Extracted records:
=== Begin Enclosure ===
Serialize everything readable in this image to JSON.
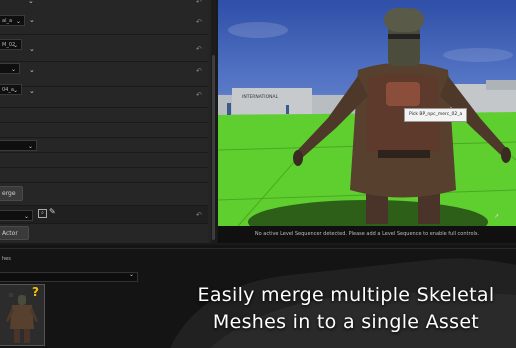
{
  "details": {
    "rows": [
      {
        "dropdown": "al_a",
        "reset": "↶"
      },
      {
        "dropdown": "M_02",
        "reset": "↶"
      },
      {
        "dropdown": "",
        "reset": "↶"
      },
      {
        "dropdown": "04_a",
        "reset": "↶"
      }
    ],
    "merge_button": "erge",
    "actor_button": "Actor",
    "reset_glyph": "↶"
  },
  "viewport": {
    "sign_text": "INTERNATIONAL",
    "tooltip": "Pick BP_npc_merc_02_a",
    "status": "No active Level Sequencer detected. Please add a Level Sequence to enable full controls."
  },
  "bottom": {
    "meshes_label": "hes",
    "thumbnail_badge": "?"
  },
  "caption": {
    "line1": "Easily merge multiple Skeletal",
    "line2": "Meshes in to a single Asset"
  },
  "colors": {
    "panel": "#242424",
    "floor_green": "#5fcf2f",
    "badge_yellow": "#f2c200"
  }
}
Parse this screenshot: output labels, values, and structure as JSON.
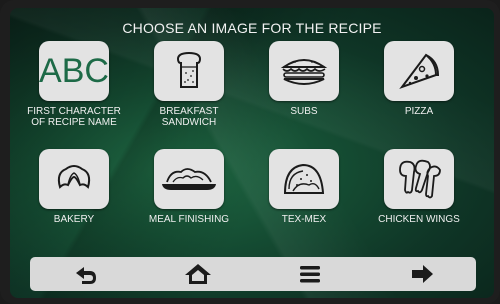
{
  "header": {
    "title": "CHOOSE AN IMAGE FOR THE RECIPE"
  },
  "tiles": [
    {
      "label": "FIRST CHARACTER OF RECIPE NAME",
      "text": "ABC",
      "icon": "abc-text-icon"
    },
    {
      "label": "BREAKFAST SANDWICH",
      "icon": "toast-icon"
    },
    {
      "label": "SUBS",
      "icon": "sub-sandwich-icon"
    },
    {
      "label": "PIZZA",
      "icon": "pizza-slice-icon"
    },
    {
      "label": "BAKERY",
      "icon": "croissant-icon"
    },
    {
      "label": "MEAL FINISHING",
      "icon": "plated-meal-icon"
    },
    {
      "label": "TEX-MEX",
      "icon": "taco-icon"
    },
    {
      "label": "CHICKEN WINGS",
      "icon": "chicken-wings-icon"
    }
  ],
  "nav": {
    "buttons": [
      "back-icon",
      "home-icon",
      "menu-icon",
      "forward-icon"
    ]
  },
  "colors": {
    "accent": "#1d6a47",
    "tile": "#e3e3e3",
    "text": "#f2f2f2"
  }
}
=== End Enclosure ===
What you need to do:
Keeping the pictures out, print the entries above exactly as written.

Result:
Serialize everything readable in this image to JSON.
{
  "details": {
    "rows": [
      {
        "dropdown": "al_a",
        "reset": "↶"
      },
      {
        "dropdown": "M_02",
        "reset": "↶"
      },
      {
        "dropdown": "",
        "reset": "↶"
      },
      {
        "dropdown": "04_a",
        "reset": "↶"
      }
    ],
    "merge_button": "erge",
    "actor_button": "Actor",
    "reset_glyph": "↶"
  },
  "viewport": {
    "sign_text": "INTERNATIONAL",
    "tooltip": "Pick BP_npc_merc_02_a",
    "status": "No active Level Sequencer detected. Please add a Level Sequence to enable full controls."
  },
  "bottom": {
    "meshes_label": "hes",
    "thumbnail_badge": "?"
  },
  "caption": {
    "line1": "Easily merge multiple Skeletal",
    "line2": "Meshes in to a single Asset"
  },
  "colors": {
    "panel": "#242424",
    "floor_green": "#5fcf2f",
    "badge_yellow": "#f2c200"
  }
}
Parse this screenshot: output labels, values, and structure as JSON.
{
  "header": {
    "title": "CHOOSE AN IMAGE FOR THE RECIPE"
  },
  "tiles": [
    {
      "label": "FIRST CHARACTER OF RECIPE NAME",
      "text": "ABC",
      "icon": "abc-text-icon"
    },
    {
      "label": "BREAKFAST SANDWICH",
      "icon": "toast-icon"
    },
    {
      "label": "SUBS",
      "icon": "sub-sandwich-icon"
    },
    {
      "label": "PIZZA",
      "icon": "pizza-slice-icon"
    },
    {
      "label": "BAKERY",
      "icon": "croissant-icon"
    },
    {
      "label": "MEAL FINISHING",
      "icon": "plated-meal-icon"
    },
    {
      "label": "TEX-MEX",
      "icon": "taco-icon"
    },
    {
      "label": "CHICKEN WINGS",
      "icon": "chicken-wings-icon"
    }
  ],
  "nav": {
    "buttons": [
      "back-icon",
      "home-icon",
      "menu-icon",
      "forward-icon"
    ]
  },
  "colors": {
    "accent": "#1d6a47",
    "tile": "#e3e3e3",
    "text": "#f2f2f2"
  }
}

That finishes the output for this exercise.